Does Classical Music Make Your Baby Smarter?

Does Classical Music Make Your Baby Smarter?

It's an exciting time when you find out you're pregnant. So many thoughts go through your head about who the little person inside you will grow up to be. As a parent, you want what's best for your child, even before they're born, so they can have as many opportunities in life as possible.

There are many different ideas and myths about taking care of your child in utero, one of which is playing classical music. You may have seen mothers with headphones wrapped around their bellies, but does classical music make your baby smarter?


A group of 36 students at the University of California did a study in the early 1990's where they listened to a Mozart sonata for ten minutes before taking an IQ test.

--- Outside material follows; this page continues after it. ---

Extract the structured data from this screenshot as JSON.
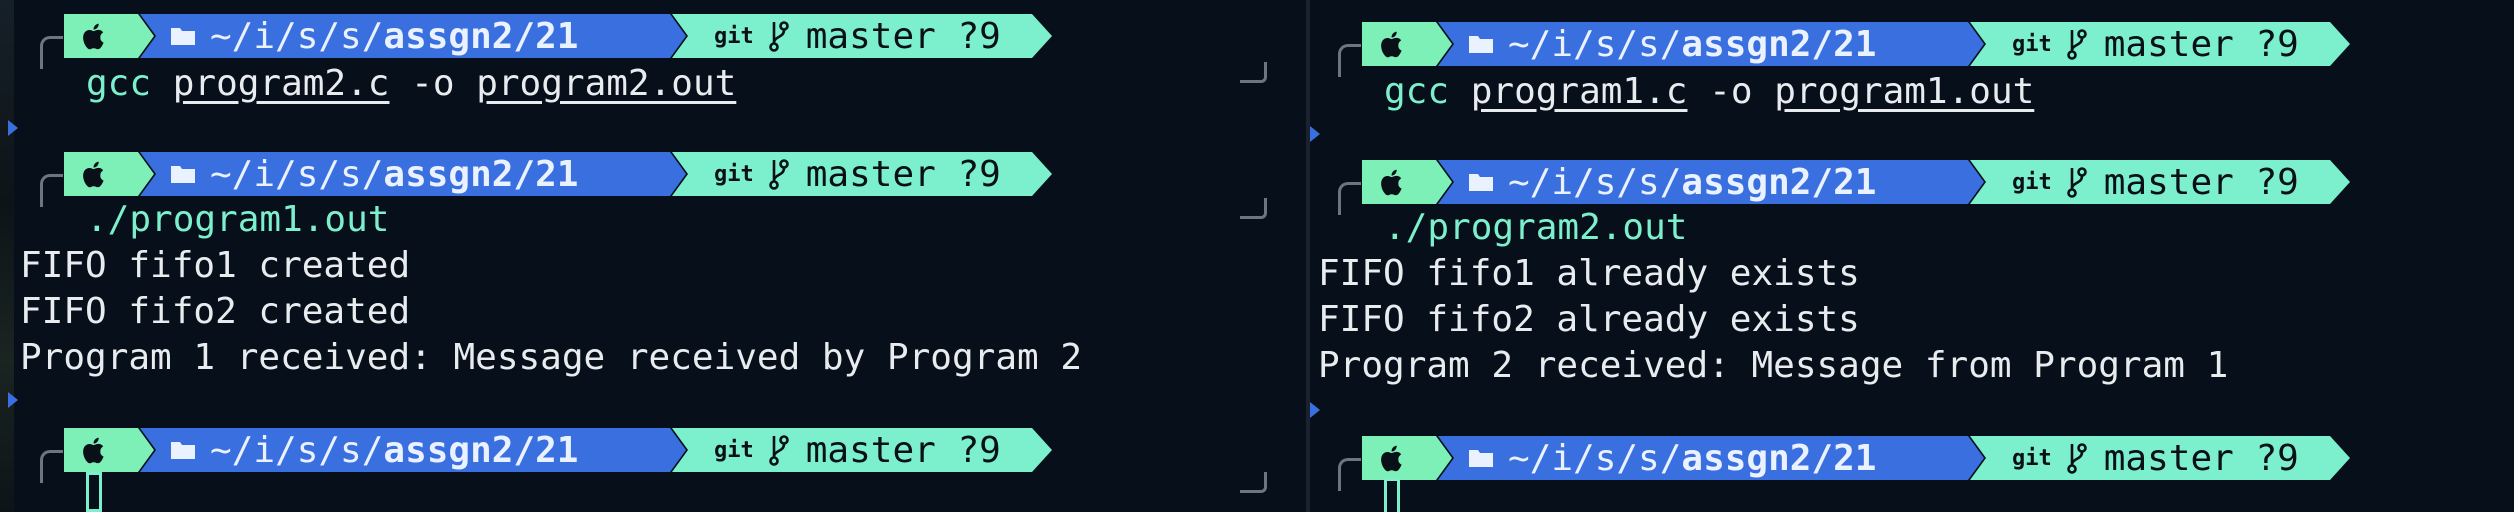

Apparently, the study showed that after listening, the student's score improved by an average of eight points.

Though the psychologists involved in the study claim that the results showed that certain tasks were improved, it instead was misconstrued and the general claim that "listening to Mozart makes you smarter" was born.

From there, someone somewhere decided if that was indeed true, parents may as well get a head start and make their unborn babies listen to classical music so that they become geniuses before pre-school.


Many studies have been done on fetuses and newborns, and while the conclusions are not completely cut and dried, most professionals agree that playing classical music in utero does not make your baby smarter.

There were some interesting findings as a result of these studies, however.

Fetuses' hearing develops early on, and as early as 16 weeks, they can start to hear sound. While amniotic fluid is a good sound conductor, there is still a dampening that happens, and certain sound frequencies are heard clearer than others.


Because of this, experts say that while babies in utero don't understand words, they quickly learn rhythms and patterns. So if music is being played, they can learn the beat and the rhythm, especially because lower frequencies are clearer to them. This is why when music is played and an ultrasound done, a baby may move to the beat.

The same is the case for the mother's voice. Since it is the clearest to the baby, they quickly learn its patterns and rhythms so it's natural why very early after birth, a baby seems to recognize and is soothed by her.

Studies also show that any type of music, not just classical, is a stimulator for the brain at any age, not just prenatally. Doctors do encourage parents to speak to their unborn child and play music for it, but any type of music will work, and it doesn't need to be through headphones against the belly, especially because it can end up being too loud for the baby.

While fetuses do learn, it's at a very basic level, and parents can try as they might, but in terms of increasing intelligence, the scientific evidence just doesn't exist.

Did you play music for your child before they were born?

Guest post by: Kole for Hamilton infertility specialist


Popular Search Cloud

No keywords available

Follow Us
Related Articles